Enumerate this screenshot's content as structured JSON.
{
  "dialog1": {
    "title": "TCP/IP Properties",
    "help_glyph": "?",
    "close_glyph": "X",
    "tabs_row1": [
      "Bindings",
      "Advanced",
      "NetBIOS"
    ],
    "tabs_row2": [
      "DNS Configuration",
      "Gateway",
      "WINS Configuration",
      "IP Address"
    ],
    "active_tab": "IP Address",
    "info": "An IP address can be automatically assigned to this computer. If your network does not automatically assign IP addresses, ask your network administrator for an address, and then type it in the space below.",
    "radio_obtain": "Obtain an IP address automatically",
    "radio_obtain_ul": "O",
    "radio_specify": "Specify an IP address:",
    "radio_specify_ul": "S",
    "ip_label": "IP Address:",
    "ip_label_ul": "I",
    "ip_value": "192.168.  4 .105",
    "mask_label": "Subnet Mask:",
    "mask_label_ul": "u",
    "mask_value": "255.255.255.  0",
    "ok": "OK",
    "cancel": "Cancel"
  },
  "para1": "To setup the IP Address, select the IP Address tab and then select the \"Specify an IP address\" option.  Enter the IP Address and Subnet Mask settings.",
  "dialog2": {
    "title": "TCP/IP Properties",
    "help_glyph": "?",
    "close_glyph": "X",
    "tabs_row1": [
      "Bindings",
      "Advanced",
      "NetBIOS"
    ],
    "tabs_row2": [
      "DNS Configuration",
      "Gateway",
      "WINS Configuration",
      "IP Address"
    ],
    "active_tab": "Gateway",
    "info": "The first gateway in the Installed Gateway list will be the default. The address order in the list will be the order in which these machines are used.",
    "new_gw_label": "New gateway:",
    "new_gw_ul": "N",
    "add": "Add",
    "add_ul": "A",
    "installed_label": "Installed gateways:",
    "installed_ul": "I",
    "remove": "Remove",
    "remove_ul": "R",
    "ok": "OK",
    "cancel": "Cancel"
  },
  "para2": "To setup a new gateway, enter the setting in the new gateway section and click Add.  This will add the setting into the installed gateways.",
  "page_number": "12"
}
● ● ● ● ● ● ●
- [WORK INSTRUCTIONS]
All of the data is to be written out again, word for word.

- [RESULT]
Enumerate this screenshot's content as structured JSON.
{
  "dialog1": {
    "title": "TCP/IP Properties",
    "help_glyph": "?",
    "close_glyph": "X",
    "tabs_row1": [
      "Bindings",
      "Advanced",
      "NetBIOS"
    ],
    "tabs_row2": [
      "DNS Configuration",
      "Gateway",
      "WINS Configuration",
      "IP Address"
    ],
    "active_tab": "IP Address",
    "info": "An IP address can be automatically assigned to this computer. If your network does not automatically assign IP addresses, ask your network administrator for an address, and then type it in the space below.",
    "radio_obtain": "Obtain an IP address automatically",
    "radio_obtain_ul": "O",
    "radio_specify": "Specify an IP address:",
    "radio_specify_ul": "S",
    "ip_label": "IP Address:",
    "ip_label_ul": "I",
    "ip_value": "192.168.  4 .105",
    "mask_label": "Subnet Mask:",
    "mask_label_ul": "u",
    "mask_value": "255.255.255.  0",
    "ok": "OK",
    "cancel": "Cancel"
  },
  "para1": "To setup the IP Address, select the IP Address tab and then select the \"Specify an IP address\" option.  Enter the IP Address and Subnet Mask settings.",
  "dialog2": {
    "title": "TCP/IP Properties",
    "help_glyph": "?",
    "close_glyph": "X",
    "tabs_row1": [
      "Bindings",
      "Advanced",
      "NetBIOS"
    ],
    "tabs_row2": [
      "DNS Configuration",
      "Gateway",
      "WINS Configuration",
      "IP Address"
    ],
    "active_tab": "Gateway",
    "info": "The first gateway in the Installed Gateway list will be the default. The address order in the list will be the order in which these machines are used.",
    "new_gw_label": "New gateway:",
    "new_gw_ul": "N",
    "add": "Add",
    "add_ul": "A",
    "installed_label": "Installed gateways:",
    "installed_ul": "I",
    "remove": "Remove",
    "remove_ul": "R",
    "ok": "OK",
    "cancel": "Cancel"
  },
  "para2": "To setup a new gateway, enter the setting in the new gateway section and click Add.  This will add the setting into the installed gateways.",
  "page_number": "12"
}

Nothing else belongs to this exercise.